- [Try it] In the entries below, find each line with the word "godz" and return it.

[Records from a data collection]
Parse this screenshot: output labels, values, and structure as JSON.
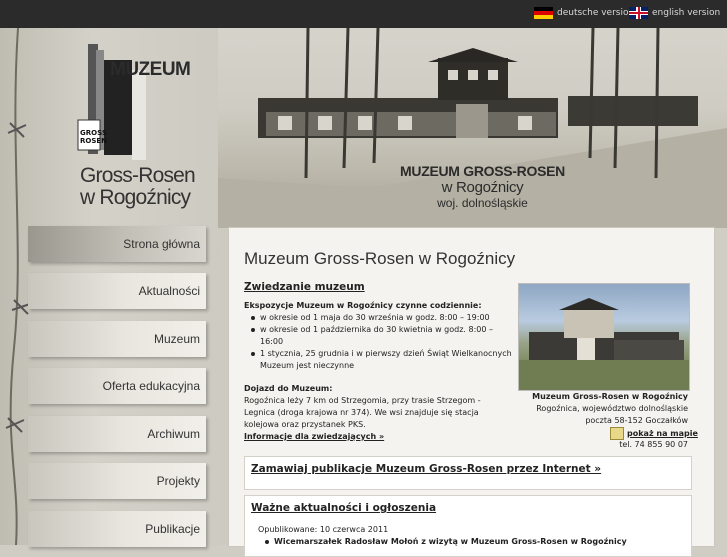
{
  "topbar": {
    "german_label": "deutsche version",
    "english_label": "english version"
  },
  "logo": {
    "word": "MUZEUM",
    "gate_text_1": "GROSS",
    "gate_text_2": "ROSEN",
    "line1": "Gross-Rosen",
    "line2": "w Rogoźnicy"
  },
  "header": {
    "title1": "MUZEUM GROSS-ROSEN",
    "title2": "w Rogoźnicy",
    "title3": "woj. dolnośląskie"
  },
  "nav": {
    "items": [
      {
        "label": "Strona główna"
      },
      {
        "label": "Aktualności"
      },
      {
        "label": "Muzeum"
      },
      {
        "label": "Oferta edukacyjna"
      },
      {
        "label": "Archiwum"
      },
      {
        "label": "Projekty"
      },
      {
        "label": "Publikacje"
      }
    ]
  },
  "main": {
    "title": "Muzeum Gross-Rosen w Rogoźnicy",
    "visit": {
      "title": "Zwiedzanie muzeum",
      "hours_heading": "Ekspozycje Muzeum w Rogoźnicy czynne codziennie:",
      "hours": [
        "w okresie od 1 maja do 30 września w godz. 8:00 – 19:00",
        "w okresie od 1 października do 30 kwietnia w godz. 8:00 – 16:00",
        "1 stycznia, 25 grudnia i w pierwszy dzień Świąt Wielkanocnych Muzeum jest nieczynne"
      ],
      "access_heading": "Dojazd do Muzeum:",
      "access_text": "Rogoźnica leży 7 km od Strzegomia, przy trasie Strzegom - Legnica (droga krajowa nr 374). We wsi znajduje się stacja kolejowa oraz przystanek PKS.",
      "info_link": "Informacje dla zwiedzających »"
    },
    "address": {
      "name": "Muzeum Gross-Rosen w Rogoźnicy",
      "line1": "Rogoźnica, województwo dolnośląskie",
      "line2": "poczta 58-152 Goczałków",
      "map_link": "pokaż na mapie",
      "phone": "tel. 74 855 90 07"
    },
    "order_link": "Zamawiaj publikacje Muzeum Gross-Rosen przez Internet »",
    "news": {
      "title": "Ważne aktualności i ogłoszenia",
      "published": "Opublikowane: 10 czerwca 2011",
      "item": "Wicemarszałek Radosław Mołoń z wizytą w Muzeum Gross-Rosen w Rogoźnicy"
    }
  }
}
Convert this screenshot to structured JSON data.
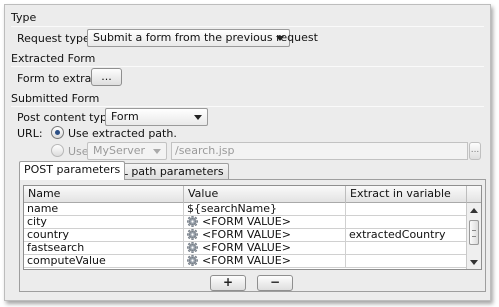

- [Answer to the exercise]
        "w okresie od 1 maja do 30 września w godz. 8:00 – 19:00",
        "w okresie od 1 października do 30 kwietnia w godz. 8:00 – 16:00",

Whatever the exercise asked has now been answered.